## Extracted data entries

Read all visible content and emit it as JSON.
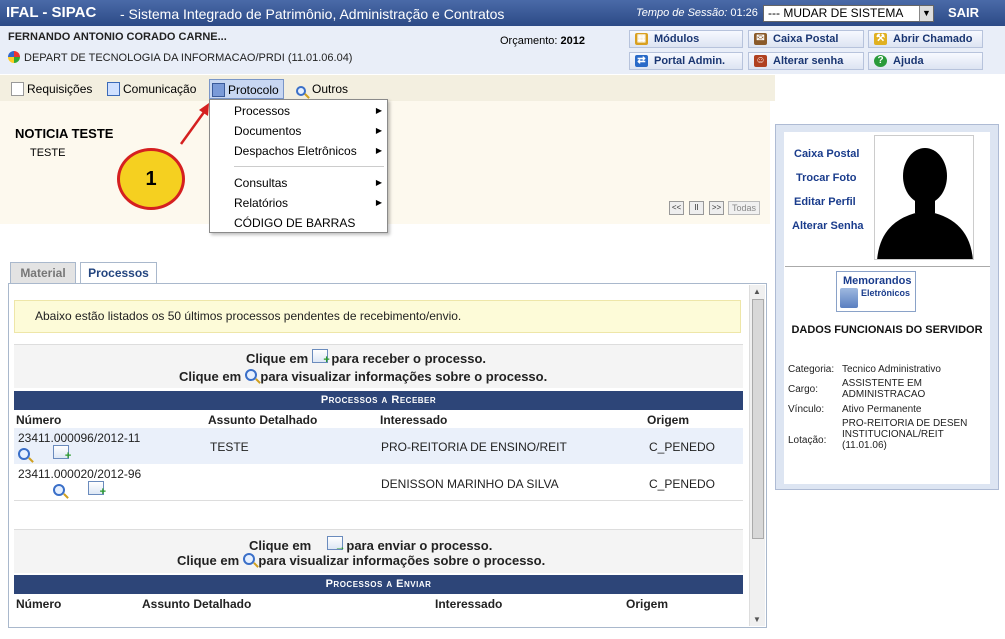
{
  "topbar": {
    "system_name": "IFAL - SIPAC",
    "system_full": "- Sistema Integrado de Patrimônio, Administração e Contratos",
    "session_label": "Tempo de Sessão:",
    "session_time": "01:26",
    "system_select": "--- MUDAR DE SISTEMA",
    "logout": "SAIR"
  },
  "user": {
    "name": "FERNANDO ANTONIO CORADO CARNE...",
    "department": "DEPART DE TECNOLOGIA DA INFORMACAO/PRDI (11.01.06.04)",
    "budget_label": "Orçamento:",
    "budget_year": "2012"
  },
  "quick_links": {
    "modulos": "Módulos",
    "caixa_postal": "Caixa Postal",
    "abrir_chamado": "Abrir Chamado",
    "portal_admin": "Portal Admin.",
    "alterar_senha": "Alterar senha",
    "ajuda": "Ajuda"
  },
  "menu": {
    "requisicoes": "Requisições",
    "comunicacao": "Comunicação",
    "protocolo": "Protocolo",
    "outros": "Outros"
  },
  "dropdown": {
    "processos": "Processos",
    "documentos": "Documentos",
    "despachos": "Despachos Eletrônicos",
    "consultas": "Consultas",
    "relatorios": "Relatórios",
    "codigo_barras": "CÓDIGO DE BARRAS"
  },
  "news": {
    "title": "NOTICIA TESTE",
    "text": "TESTE",
    "controls": [
      "<<",
      "II",
      ">>"
    ],
    "todas": "Todas"
  },
  "annotation": {
    "number": "1"
  },
  "tabs": {
    "material": "Material",
    "processos": "Processos"
  },
  "notice": "Abaixo estão listados os 50 últimos processos pendentes de recebimento/envio.",
  "receive": {
    "instr1_pre": "Clique em",
    "instr1_post": "para receber o processo.",
    "instr2_pre": "Clique em",
    "instr2_post": "para visualizar informações sobre o processo.",
    "header": "Processos a Receber",
    "columns": [
      "Número",
      "Assunto Detalhado",
      "Interessado",
      "Origem"
    ],
    "rows": [
      {
        "numero": "23411.000096/2012-11",
        "assunto": "TESTE",
        "interessado": "PRO-REITORIA DE ENSINO/REIT",
        "origem": "C_PENEDO"
      },
      {
        "numero": "23411.000020/2012-96",
        "assunto": "",
        "interessado": "DENISSON MARINHO DA SILVA",
        "origem": "C_PENEDO"
      }
    ]
  },
  "send": {
    "instr1_pre": "Clique em",
    "instr1_post": "para enviar o processo.",
    "instr2_pre": "Clique em",
    "instr2_post": "para visualizar informações sobre o processo.",
    "header": "Processos a Enviar",
    "columns": [
      "Número",
      "Assunto Detalhado",
      "Interessado",
      "Origem"
    ]
  },
  "profile": {
    "links": [
      "Caixa Postal",
      "Trocar Foto",
      "Editar Perfil",
      "Alterar Senha"
    ],
    "memo_line1": "Memorandos",
    "memo_line2": "Eletrônicos",
    "section_title": "DADOS FUNCIONAIS DO SERVIDOR",
    "categoria_label": "Categoria:",
    "categoria": "Tecnico Administrativo",
    "cargo_label": "Cargo:",
    "cargo": "ASSISTENTE EM ADMINISTRACAO",
    "vinculo_label": "Vínculo:",
    "vinculo": "Ativo Permanente",
    "lotacao_label": "Lotação:",
    "lotacao": "PRO-REITORIA DE DESEN INSTITUCIONAL/REIT (11.01.06)"
  },
  "colors": {
    "header_blue": "#2c4a86",
    "section_navy": "#2d4578",
    "annotation_yellow": "#f5d020",
    "annotation_red": "#d52020"
  }
}
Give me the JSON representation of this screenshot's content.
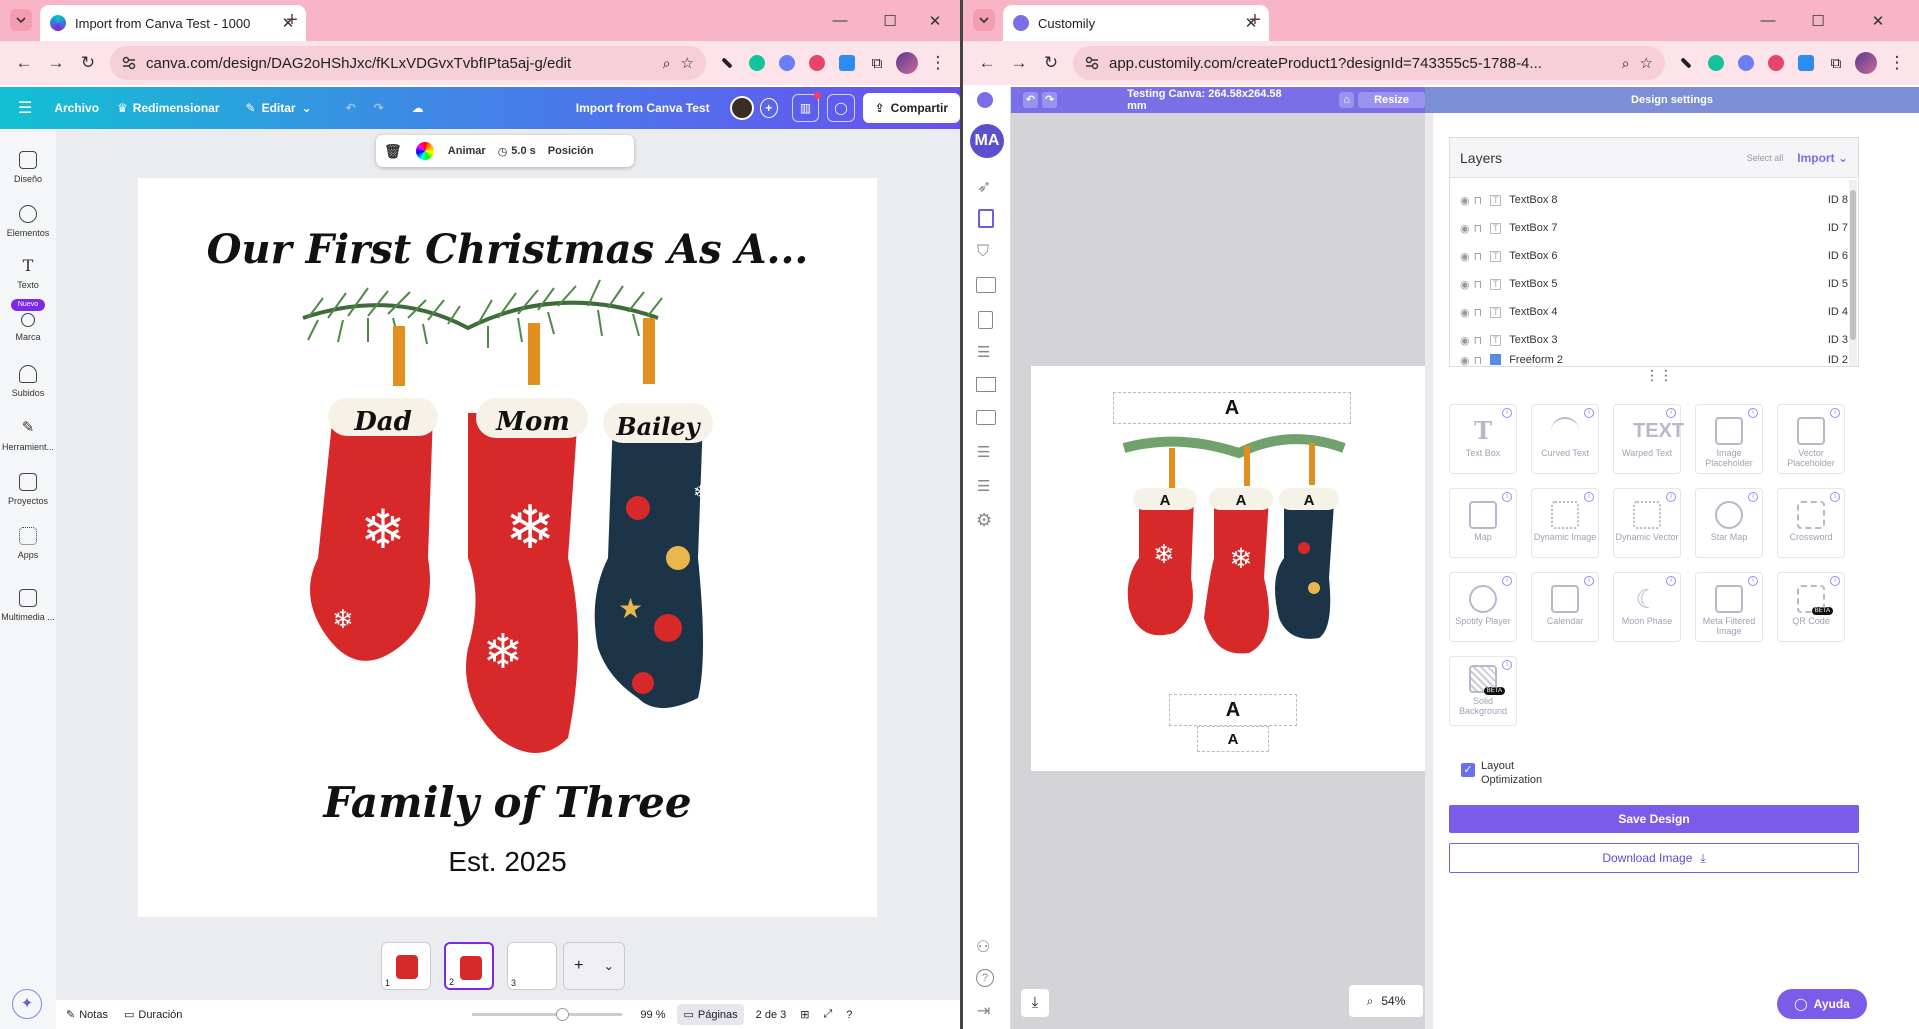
{
  "left_window": {
    "tab_title": "Import from Canva Test - 1000",
    "url": "canva.com/design/DAG2oHShJxc/fKLxVDGvxTvbfIPta5aj-g/edit",
    "topbar": {
      "archivo": "Archivo",
      "redimensionar": "Redimensionar",
      "editar": "Editar",
      "doc_title": "Import from Canva Test",
      "share": "Compartir"
    },
    "side_items": [
      "Diseño",
      "Elementos",
      "Texto",
      "Marca",
      "Subidos",
      "Herramient...",
      "Proyectos",
      "Apps",
      "Multimedia ..."
    ],
    "nuevo_badge": "Nuevo",
    "context_bar": {
      "animar": "Animar",
      "duration": "5.0 s",
      "posicion": "Posición"
    },
    "design": {
      "title": "Our First Christmas As A...",
      "names": [
        "Dad",
        "Mom",
        "Bailey"
      ],
      "subtitle": "Family of Three",
      "est": "Est. 2025"
    },
    "thumbs": [
      "1",
      "2",
      "3"
    ],
    "bottom": {
      "notas": "Notas",
      "duracion": "Duración",
      "zoom": "99 %",
      "paginas": "Páginas",
      "page_count": "2 de 3"
    }
  },
  "right_window": {
    "tab_title": "Customily",
    "url": "app.customily.com/createProduct1?designId=743355c5-1788-4...",
    "header": {
      "testing": "Testing Canva: 264.58x264.58 mm",
      "resize": "Resize",
      "design_settings": "Design settings"
    },
    "avatar_initials": "MA",
    "layers": {
      "title": "Layers",
      "select_all": "Select all",
      "import": "Import",
      "rows": [
        {
          "name": "TextBox 8",
          "id": "ID 8"
        },
        {
          "name": "TextBox 7",
          "id": "ID 7"
        },
        {
          "name": "TextBox 6",
          "id": "ID 6"
        },
        {
          "name": "TextBox 5",
          "id": "ID 5"
        },
        {
          "name": "TextBox 4",
          "id": "ID 4"
        },
        {
          "name": "TextBox 3",
          "id": "ID 3"
        },
        {
          "name": "Freeform 2",
          "id": "ID 2"
        }
      ]
    },
    "tools": [
      "Text Box",
      "Curved Text",
      "Warped Text",
      "Image Placeholder",
      "Vector Placeholder",
      "Map",
      "Dynamic Image",
      "Dynamic Vector",
      "Star Map",
      "Crossword",
      "Spotify Player",
      "Calendar",
      "Moon Phase",
      "Meta Filtered Image",
      "QR Code",
      "Solid Background"
    ],
    "beta": "BETA",
    "layout_optimization": "Layout Optimization",
    "save_design": "Save Design",
    "download_image": "Download Image",
    "zoom": "54%",
    "help": "Ayuda",
    "placeholder_letter": "A"
  },
  "colors": {
    "canva_purple": "#7d2ae8",
    "customily_purple": "#7b6fe8",
    "tab_pink": "#f8b5c7"
  }
}
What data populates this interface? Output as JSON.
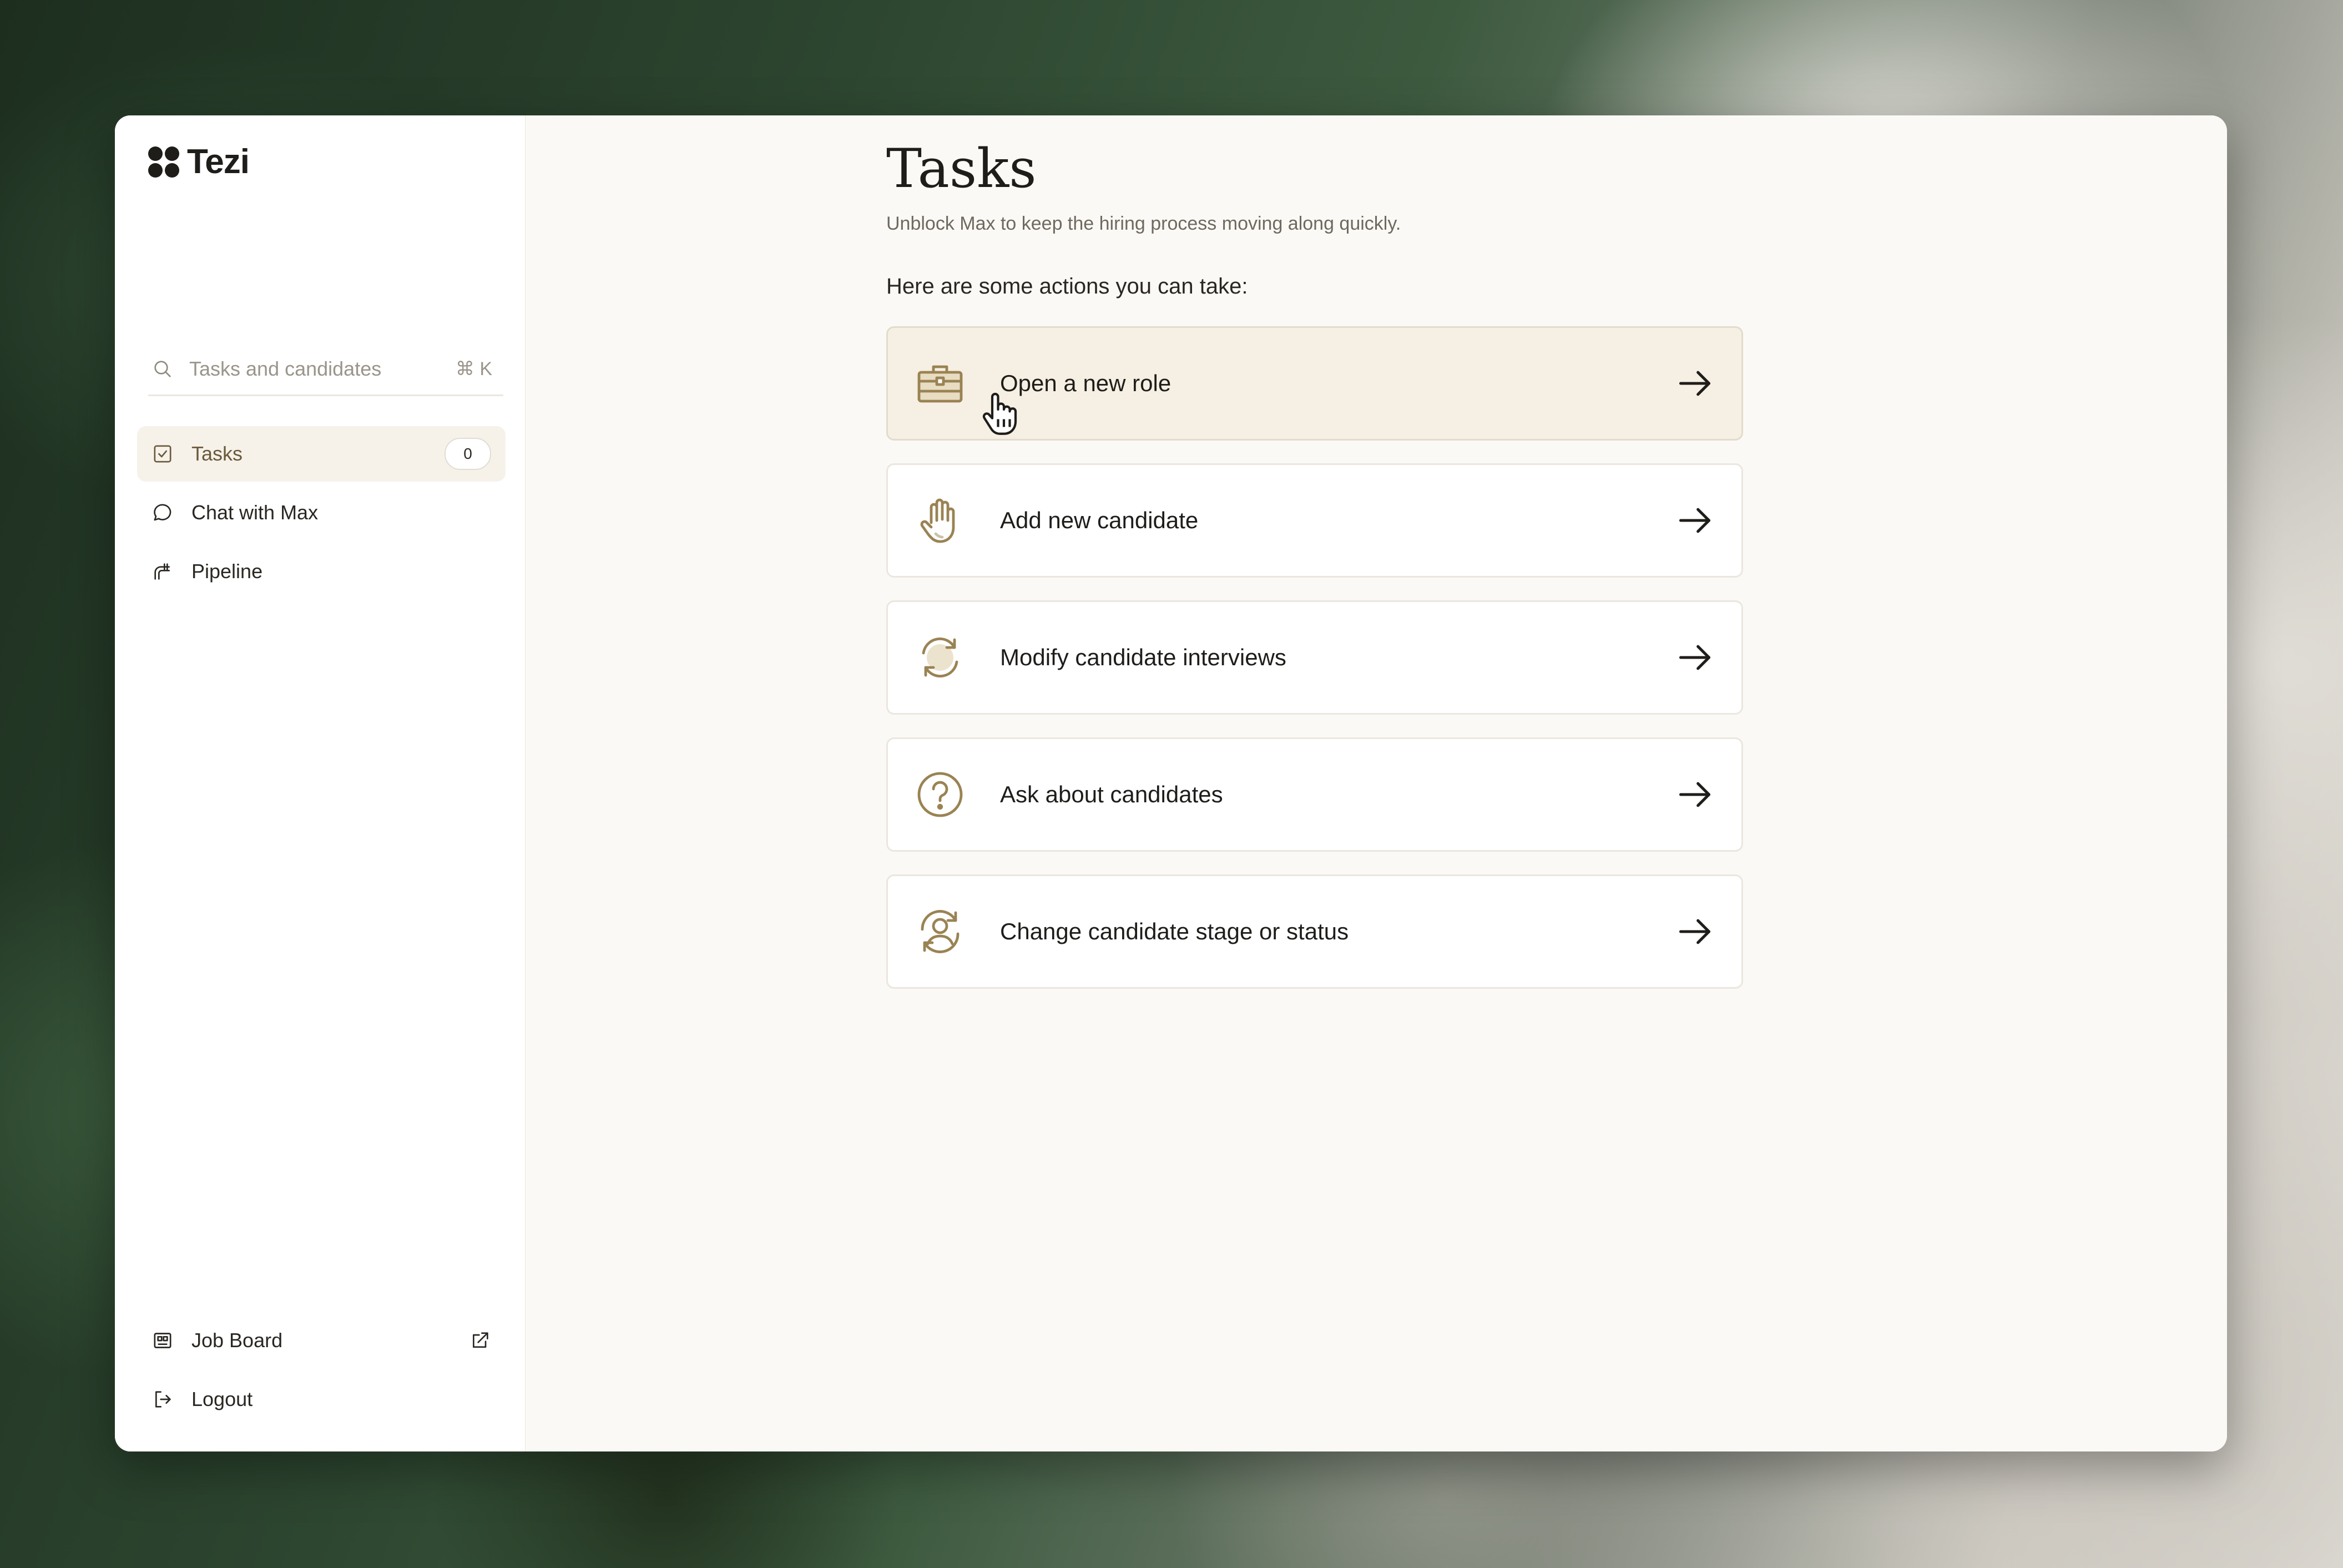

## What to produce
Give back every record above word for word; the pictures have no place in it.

## Answer for the task
Read all visible content and emit it as JSON.
{
  "topbar": {
    "system_name": "IFAL - SIPAC",
    "system_full": "- Sistema Integrado de Patrimônio, Administração e Contratos",
    "session_label": "Tempo de Sessão:",
    "session_time": "01:26",
    "system_select": "--- MUDAR DE SISTEMA",
    "logout": "SAIR"
  },
  "user": {
    "name": "FERNANDO ANTONIO CORADO CARNE...",
    "department": "DEPART DE TECNOLOGIA DA INFORMACAO/PRDI (11.01.06.04)",
    "budget_label": "Orçamento:",
    "budget_year": "2012"
  },
  "quick_links": {
    "modulos": "Módulos",
    "caixa_postal": "Caixa Postal",
    "abrir_chamado": "Abrir Chamado",
    "portal_admin": "Portal Admin.",
    "alterar_senha": "Alterar senha",
    "ajuda": "Ajuda"
  },
  "menu": {
    "requisicoes": "Requisições",
    "comunicacao": "Comunicação",
    "protocolo": "Protocolo",
    "outros": "Outros"
  },
  "dropdown": {
    "processos": "Processos",
    "documentos": "Documentos",
    "despachos": "Despachos Eletrônicos",
    "consultas": "Consultas",
    "relatorios": "Relatórios",
    "codigo_barras": "CÓDIGO DE BARRAS"
  },
  "news": {
    "title": "NOTICIA TESTE",
    "text": "TESTE",
    "controls": [
      "<<",
      "II",
      ">>"
    ],
    "todas": "Todas"
  },
  "annotation": {
    "number": "1"
  },
  "tabs": {
    "material": "Material",
    "processos": "Processos"
  },
  "notice": "Abaixo estão listados os 50 últimos processos pendentes de recebimento/envio.",
  "receive": {
    "instr1_pre": "Clique em",
    "instr1_post": "para receber o processo.",
    "instr2_pre": "Clique em",
    "instr2_post": "para visualizar informações sobre o processo.",
    "header": "Processos a Receber",
    "columns": [
      "Número",
      "Assunto Detalhado",
      "Interessado",
      "Origem"
    ],
    "rows": [
      {
        "numero": "23411.000096/2012-11",
        "assunto": "TESTE",
        "interessado": "PRO-REITORIA DE ENSINO/REIT",
        "origem": "C_PENEDO"
      },
      {
        "numero": "23411.000020/2012-96",
        "assunto": "",
        "interessado": "DENISSON MARINHO DA SILVA",
        "origem": "C_PENEDO"
      }
    ]
  },
  "send": {
    "instr1_pre": "Clique em",
    "instr1_post": "para enviar o processo.",
    "instr2_pre": "Clique em",
    "instr2_post": "para visualizar informações sobre o processo.",
    "header": "Processos a Enviar",
    "columns": [
      "Número",
      "Assunto Detalhado",
      "Interessado",
      "Origem"
    ]
  },
  "profile": {
    "links": [
      "Caixa Postal",
      "Trocar Foto",
      "Editar Perfil",
      "Alterar Senha"
    ],
    "memo_line1": "Memorandos",
    "memo_line2": "Eletrônicos",
    "section_title": "DADOS FUNCIONAIS DO SERVIDOR",
    "categoria_label": "Categoria:",
    "categoria": "Tecnico Administrativo",
    "cargo_label": "Cargo:",
    "cargo": "ASSISTENTE EM ADMINISTRACAO",
    "vinculo_label": "Vínculo:",
    "vinculo": "Ativo Permanente",
    "lotacao_label": "Lotação:",
    "lotacao": "PRO-REITORIA DE DESEN INSTITUCIONAL/REIT (11.01.06)"
  },
  "colors": {
    "header_blue": "#2c4a86",
    "section_navy": "#2d4578",
    "annotation_yellow": "#f5d020",
    "annotation_red": "#d52020"
  }
}
Give me the JSON representation of this screenshot's content.
{
  "left_window": {
    "tab_title": "Import from Canva Test - 1000",
    "url": "canva.com/design/DAG2oHShJxc/fKLxVDGvxTvbfIPta5aj-g/edit",
    "topbar": {
      "archivo": "Archivo",
      "redimensionar": "Redimensionar",
      "editar": "Editar",
      "doc_title": "Import from Canva Test",
      "share": "Compartir"
    },
    "side_items": [
      "Diseño",
      "Elementos",
      "Texto",
      "Marca",
      "Subidos",
      "Herramient...",
      "Proyectos",
      "Apps",
      "Multimedia ..."
    ],
    "nuevo_badge": "Nuevo",
    "context_bar": {
      "animar": "Animar",
      "duration": "5.0 s",
      "posicion": "Posición"
    },
    "design": {
      "title": "Our First Christmas As A...",
      "names": [
        "Dad",
        "Mom",
        "Bailey"
      ],
      "subtitle": "Family of Three",
      "est": "Est. 2025"
    },
    "thumbs": [
      "1",
      "2",
      "3"
    ],
    "bottom": {
      "notas": "Notas",
      "duracion": "Duración",
      "zoom": "99 %",
      "paginas": "Páginas",
      "page_count": "2 de 3"
    }
  },
  "right_window": {
    "tab_title": "Customily",
    "url": "app.customily.com/createProduct1?designId=743355c5-1788-4...",
    "header": {
      "testing": "Testing Canva: 264.58x264.58 mm",
      "resize": "Resize",
      "design_settings": "Design settings"
    },
    "avatar_initials": "MA",
    "layers": {
      "title": "Layers",
      "select_all": "Select all",
      "import": "Import",
      "rows": [
        {
          "name": "TextBox 8",
          "id": "ID 8"
        },
        {
          "name": "TextBox 7",
          "id": "ID 7"
        },
        {
          "name": "TextBox 6",
          "id": "ID 6"
        },
        {
          "name": "TextBox 5",
          "id": "ID 5"
        },
        {
          "name": "TextBox 4",
          "id": "ID 4"
        },
        {
          "name": "TextBox 3",
          "id": "ID 3"
        },
        {
          "name": "Freeform 2",
          "id": "ID 2"
        }
      ]
    },
    "tools": [
      "Text Box",
      "Curved Text",
      "Warped Text",
      "Image Placeholder",
      "Vector Placeholder",
      "Map",
      "Dynamic Image",
      "Dynamic Vector",
      "Star Map",
      "Crossword",
      "Spotify Player",
      "Calendar",
      "Moon Phase",
      "Meta Filtered Image",
      "QR Code",
      "Solid Background"
    ],
    "beta": "BETA",
    "layout_optimization": "Layout Optimization",
    "save_design": "Save Design",
    "download_image": "Download Image",
    "zoom": "54%",
    "help": "Ayuda",
    "placeholder_letter": "A"
  },
  "colors": {
    "canva_purple": "#7d2ae8",
    "customily_purple": "#7b6fe8",
    "tab_pink": "#f8b5c7"
  }
}
What data populates this interface? Output as JSON.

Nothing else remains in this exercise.